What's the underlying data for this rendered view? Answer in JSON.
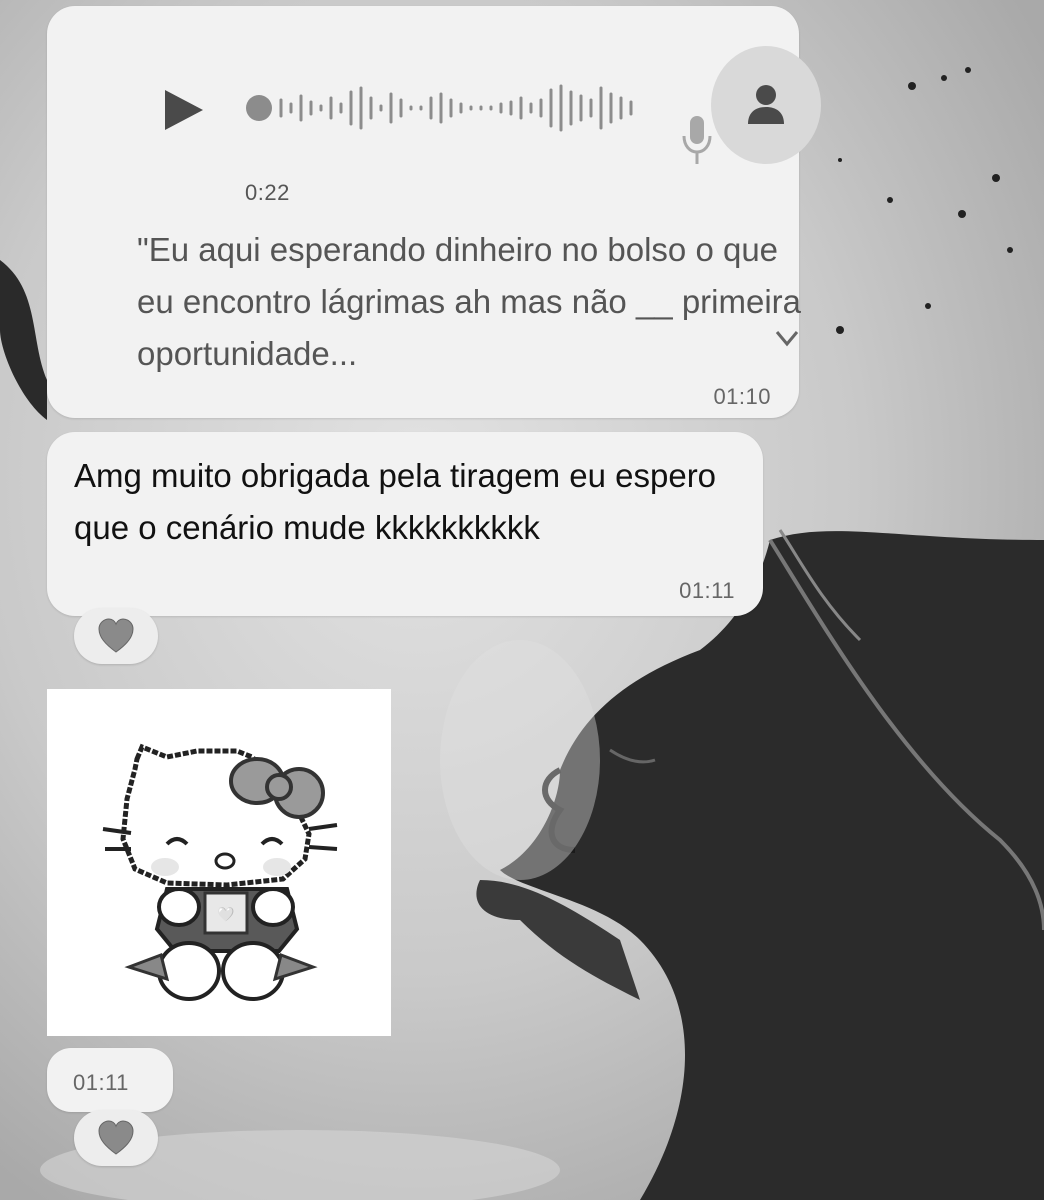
{
  "voice_message": {
    "duration": "0:22",
    "transcript": "\"Eu aqui esperando dinheiro no bolso o que eu encontro lágrimas ah mas não __ primeira oportunidade...",
    "time": "01:10",
    "play_icon": "play-icon",
    "mic_icon": "microphone-icon",
    "avatar_icon": "person-icon",
    "expand_icon": "chevron-down-icon"
  },
  "text_message": {
    "text": "Amg muito obrigada pela tiragem eu espero que o cenário mude kkkkkkkkkk",
    "time": "01:11",
    "reaction": "🩶"
  },
  "sticker_message": {
    "description_icon": "hello-kitty-sticker",
    "time": "01:11",
    "reaction": "🩶"
  },
  "colors": {
    "bubble": "#f2f2f2",
    "background": "#cfcfcf",
    "text": "#111111",
    "muted_text": "#555555"
  }
}
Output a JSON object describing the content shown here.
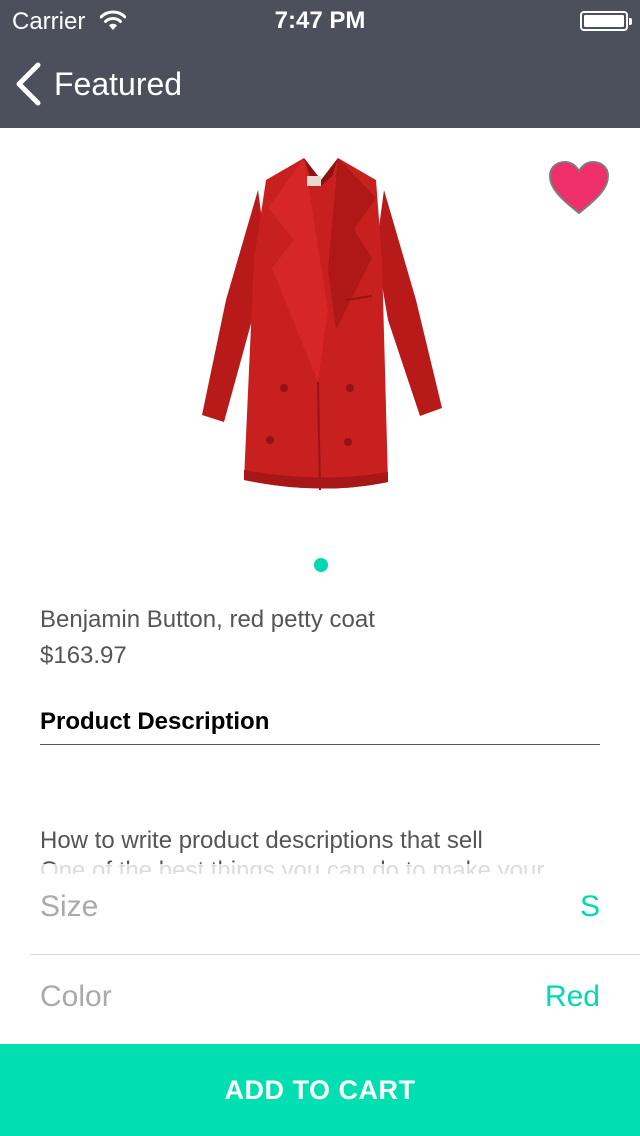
{
  "status_bar": {
    "carrier": "Carrier",
    "time": "7:47 PM"
  },
  "nav": {
    "back_label": "Featured"
  },
  "product": {
    "name": "Benjamin Button, red petty coat",
    "price": "$163.97",
    "image": "red-coat-image",
    "favorite": true,
    "page_indicator": {
      "current": 1,
      "total": 1
    }
  },
  "description": {
    "heading": "Product Description",
    "line1": "How to write product descriptions that sell",
    "line2": "One of the best things you can do to make your"
  },
  "options": {
    "size_label": "Size",
    "size_value": "S",
    "color_label": "Color",
    "color_value": "Red"
  },
  "cart_button": "ADD TO CART",
  "colors": {
    "nav_bg": "#4b505c",
    "accent": "#00d9b1",
    "heart": "#ee2f6b",
    "coat": "#c81f1f"
  }
}
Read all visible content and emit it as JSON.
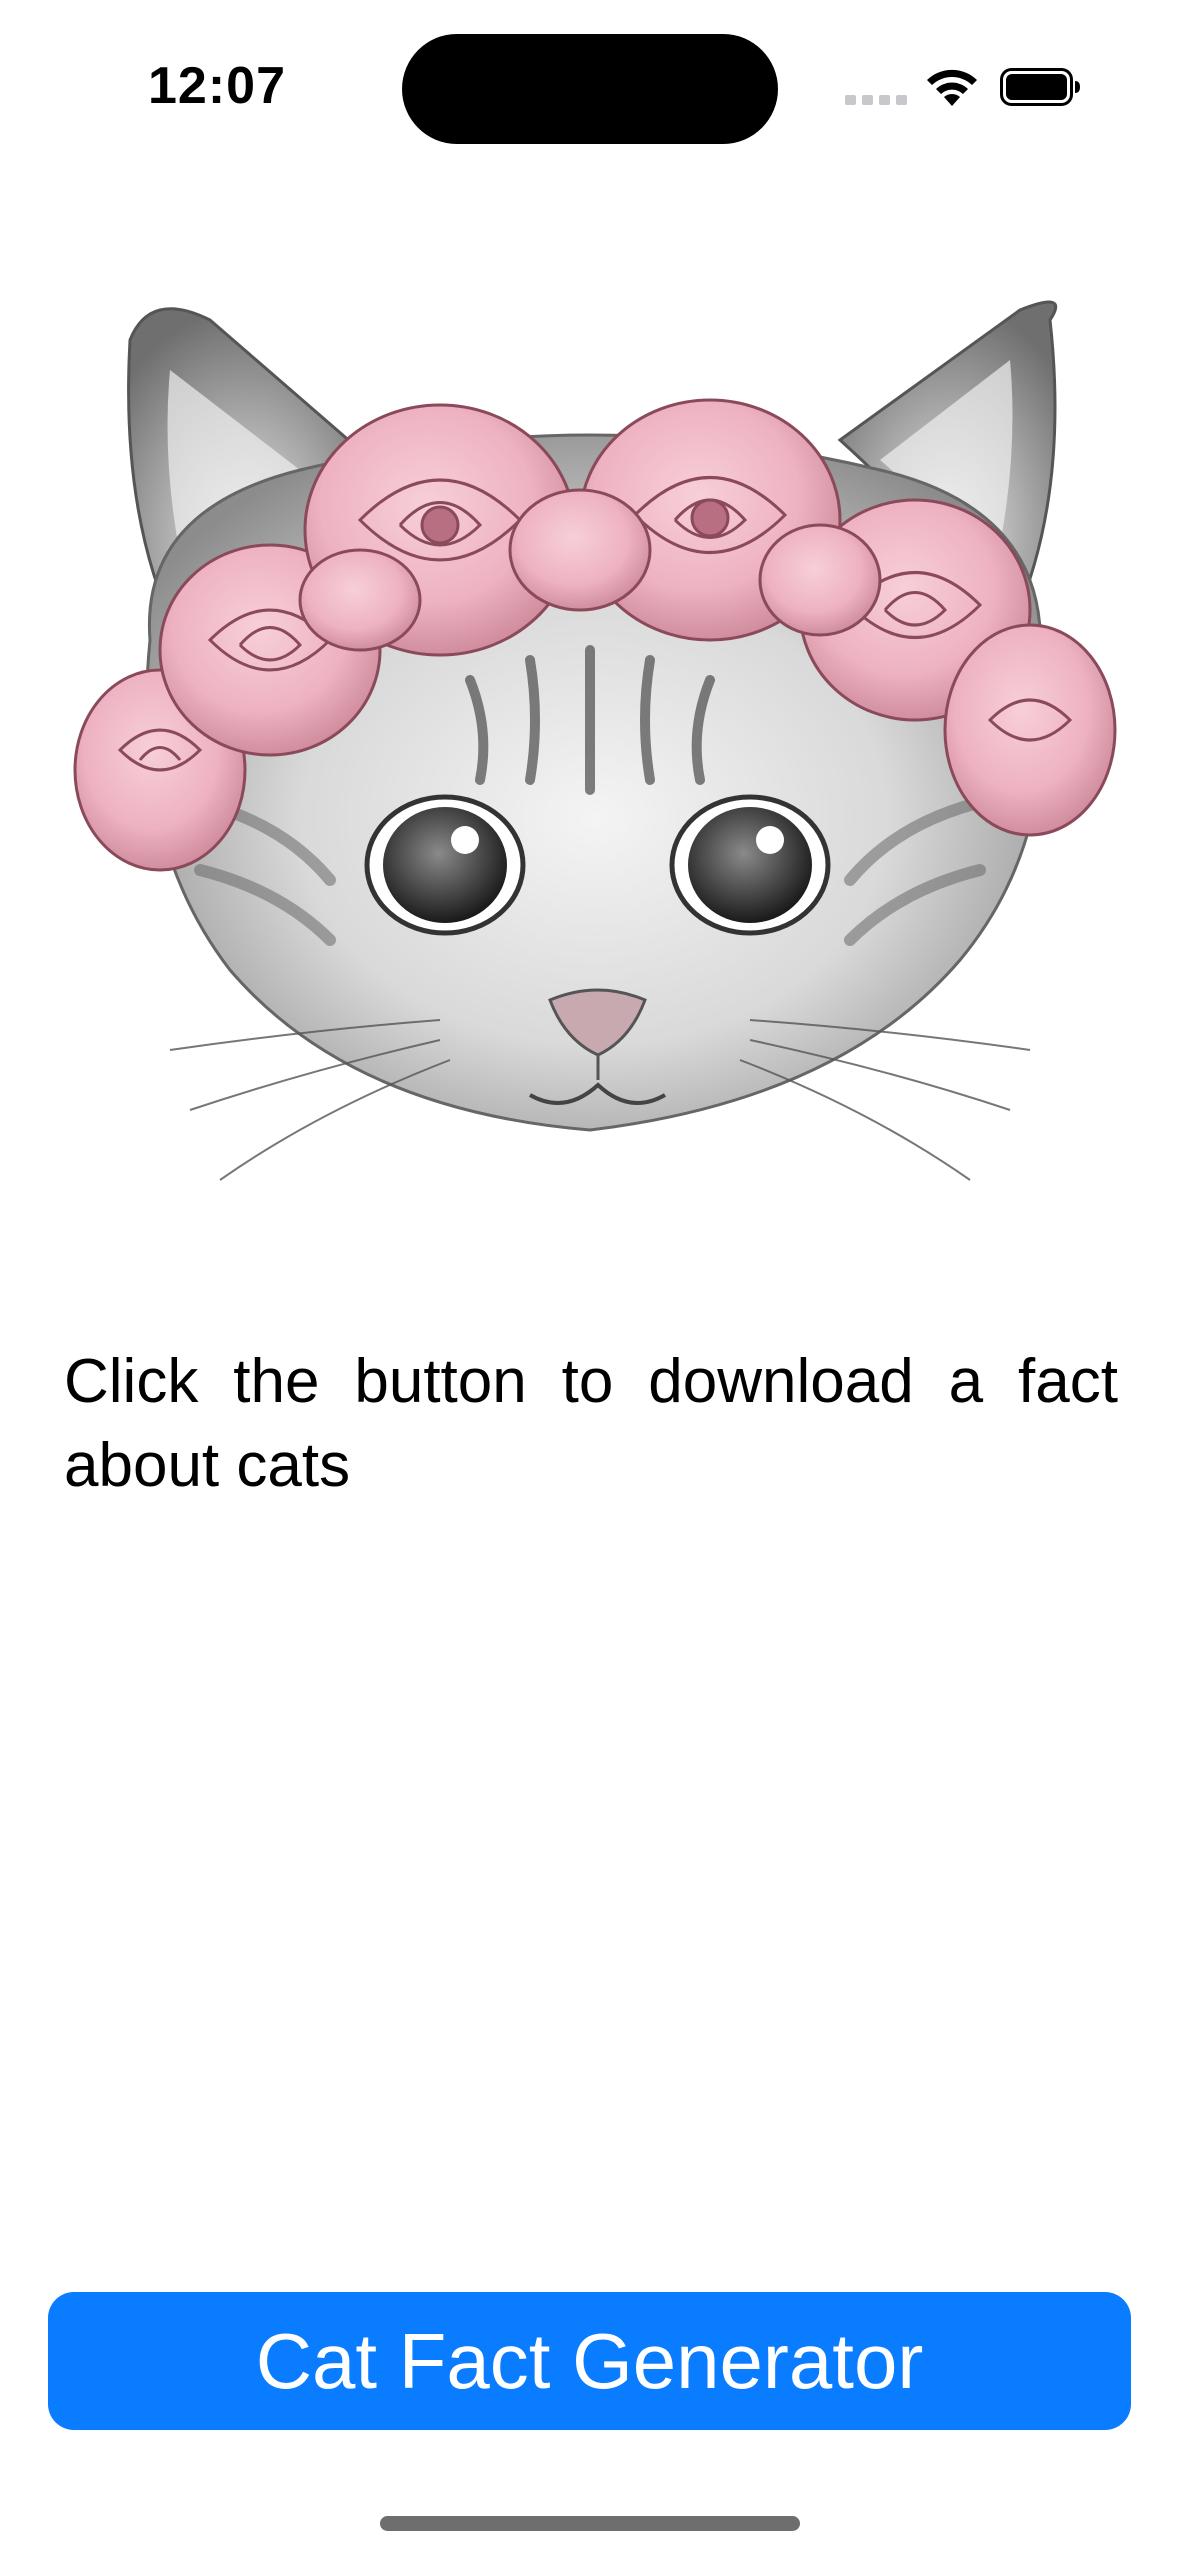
{
  "status_bar": {
    "time": "12:07"
  },
  "icons": {
    "wifi": "wifi-icon",
    "battery": "battery-icon",
    "cellular": "cellular-signal-icon"
  },
  "content": {
    "fact_text": "Click the button to download a fact about cats"
  },
  "button": {
    "label": "Cat Fact Generator"
  },
  "colors": {
    "accent": "#0a7cff",
    "background": "#ffffff",
    "text": "#000000",
    "rose": "#f2b8c6"
  }
}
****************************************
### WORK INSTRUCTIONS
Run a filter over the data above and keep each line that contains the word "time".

### ANSWER FOR THE TASK
    "time": "01:10",
    "time": "01:11",
    "time": "01:11",
    "time": "7:47 PM"
    "time": "12:07"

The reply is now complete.